• _TASK ITEM_:
Restate all the data word for word and omit the pictures.

• _WORKING DATA_:
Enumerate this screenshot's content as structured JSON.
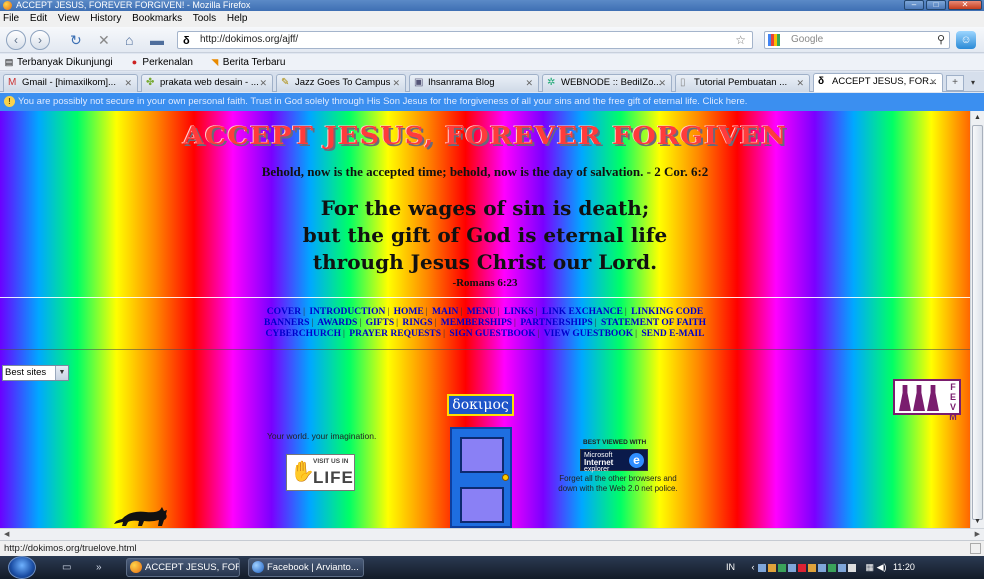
{
  "window": {
    "title": "ACCEPT JESUS, FOREVER FORGIVEN! - Mozilla Firefox"
  },
  "menu": [
    "File",
    "Edit",
    "View",
    "History",
    "Bookmarks",
    "Tools",
    "Help"
  ],
  "nav": {
    "url": "http://dokimos.org/ajff/",
    "search_placeholder": "Google"
  },
  "bookmarks": [
    "Terbanyak Dikunjungi",
    "Perkenalan",
    "Berita Terbaru"
  ],
  "tabs": [
    {
      "label": "Gmail - [himaxilkom]...",
      "icon": "gmail-icon"
    },
    {
      "label": "prakata web desain - ...",
      "icon": "puzzle-icon"
    },
    {
      "label": "Jazz Goes To Campus",
      "icon": "feather-icon"
    },
    {
      "label": "Ihsanrama Blog",
      "icon": "blog-icon"
    },
    {
      "label": "WEBNODE :: BediIZo...",
      "icon": "webnode-icon"
    },
    {
      "label": "Tutorial Pembuatan ...",
      "icon": "page-icon"
    },
    {
      "label": "ACCEPT JESUS, FOR...",
      "icon": "delta-icon",
      "active": true
    }
  ],
  "notification": "You are possibly not secure in your own personal faith. Trust in God solely through His Son Jesus for the forgiveness of all your sins and the free gift of eternal life. Click here.",
  "page": {
    "headline": "ACCEPT JESUS, FOREVER FORGIVEN",
    "subline": "Behold, now is the accepted time; behold, now is the day of salvation. - 2 Cor. 6:2",
    "verse_lines": [
      "For the wages of sin is death;",
      "but the gift of God is eternal life",
      "through Jesus Christ our Lord."
    ],
    "verse_ref": "-Romans 6:23",
    "links_row1": [
      "COVER",
      "INTRODUCTION",
      "HOME",
      "MAIN",
      "MENU",
      "LINKS",
      "LINK EXCHANCE",
      "LINKING CODE"
    ],
    "links_row2": [
      "BANNERS",
      "AWARDS",
      "GIFTS",
      "RINGS",
      "MEMBERSHIPS",
      "PARTNERSHIPS",
      "STATEMENT OF FAITH"
    ],
    "links_row3": [
      "CYBERCHURCH",
      "PRAYER REQUESTS",
      "SIGN GUESTBOOK",
      "VIEW GUESTBOOK",
      "SEND E-MAIL"
    ],
    "select_value": "Best sites",
    "dokimos_label": "δοκιμος",
    "world_text": "Your world. your imagination.",
    "sl_badge_top": "VISIT US IN",
    "sl_badge_main": "LIFE",
    "best_viewed": "BEST VIEWED WITH",
    "ie_badge_line1": "Microsoft",
    "ie_badge_line2": "Internet",
    "ie_badge_line3": "explorer",
    "forget_text": "Forget all the other browsers and down with the Web 2.0 net police.",
    "logo_letters": "F E V M"
  },
  "status": "http://dokimos.org/truelove.html",
  "taskbar": {
    "tasks": [
      {
        "label": "ACCEPT JESUS, FOR...",
        "icon": "firefox-icon"
      },
      {
        "label": "Facebook | Arvianto...",
        "icon": "ie-icon"
      }
    ],
    "lang": "IN",
    "clock": "11:20"
  },
  "colors": {
    "notification_bg": "#3b8ff0",
    "headline": "#ff3b3b",
    "link": "#0000cc"
  }
}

• _TASK OUTPUT_:
Enumerate this screenshot's content as structured JSON.
{
  "window": {
    "title": "ACCEPT JESUS, FOREVER FORGIVEN! - Mozilla Firefox"
  },
  "menu": [
    "File",
    "Edit",
    "View",
    "History",
    "Bookmarks",
    "Tools",
    "Help"
  ],
  "nav": {
    "url": "http://dokimos.org/ajff/",
    "search_placeholder": "Google"
  },
  "bookmarks": [
    "Terbanyak Dikunjungi",
    "Perkenalan",
    "Berita Terbaru"
  ],
  "tabs": [
    {
      "label": "Gmail - [himaxilkom]...",
      "icon": "gmail-icon"
    },
    {
      "label": "prakata web desain - ...",
      "icon": "puzzle-icon"
    },
    {
      "label": "Jazz Goes To Campus",
      "icon": "feather-icon"
    },
    {
      "label": "Ihsanrama Blog",
      "icon": "blog-icon"
    },
    {
      "label": "WEBNODE :: BediIZo...",
      "icon": "webnode-icon"
    },
    {
      "label": "Tutorial Pembuatan ...",
      "icon": "page-icon"
    },
    {
      "label": "ACCEPT JESUS, FOR...",
      "icon": "delta-icon",
      "active": true
    }
  ],
  "notification": "You are possibly not secure in your own personal faith. Trust in God solely through His Son Jesus for the forgiveness of all your sins and the free gift of eternal life. Click here.",
  "page": {
    "headline": "ACCEPT JESUS, FOREVER FORGIVEN",
    "subline": "Behold, now is the accepted time; behold, now is the day of salvation. - 2 Cor. 6:2",
    "verse_lines": [
      "For the wages of sin is death;",
      "but the gift of God is eternal life",
      "through Jesus Christ our Lord."
    ],
    "verse_ref": "-Romans 6:23",
    "links_row1": [
      "COVER",
      "INTRODUCTION",
      "HOME",
      "MAIN",
      "MENU",
      "LINKS",
      "LINK EXCHANCE",
      "LINKING CODE"
    ],
    "links_row2": [
      "BANNERS",
      "AWARDS",
      "GIFTS",
      "RINGS",
      "MEMBERSHIPS",
      "PARTNERSHIPS",
      "STATEMENT OF FAITH"
    ],
    "links_row3": [
      "CYBERCHURCH",
      "PRAYER REQUESTS",
      "SIGN GUESTBOOK",
      "VIEW GUESTBOOK",
      "SEND E-MAIL"
    ],
    "select_value": "Best sites",
    "dokimos_label": "δοκιμος",
    "world_text": "Your world. your imagination.",
    "sl_badge_top": "VISIT US IN",
    "sl_badge_main": "LIFE",
    "best_viewed": "BEST VIEWED WITH",
    "ie_badge_line1": "Microsoft",
    "ie_badge_line2": "Internet",
    "ie_badge_line3": "explorer",
    "forget_text": "Forget all the other browsers and down with the Web 2.0 net police.",
    "logo_letters": "F E V M"
  },
  "status": "http://dokimos.org/truelove.html",
  "taskbar": {
    "tasks": [
      {
        "label": "ACCEPT JESUS, FOR...",
        "icon": "firefox-icon"
      },
      {
        "label": "Facebook | Arvianto...",
        "icon": "ie-icon"
      }
    ],
    "lang": "IN",
    "clock": "11:20"
  },
  "colors": {
    "notification_bg": "#3b8ff0",
    "headline": "#ff3b3b",
    "link": "#0000cc"
  }
}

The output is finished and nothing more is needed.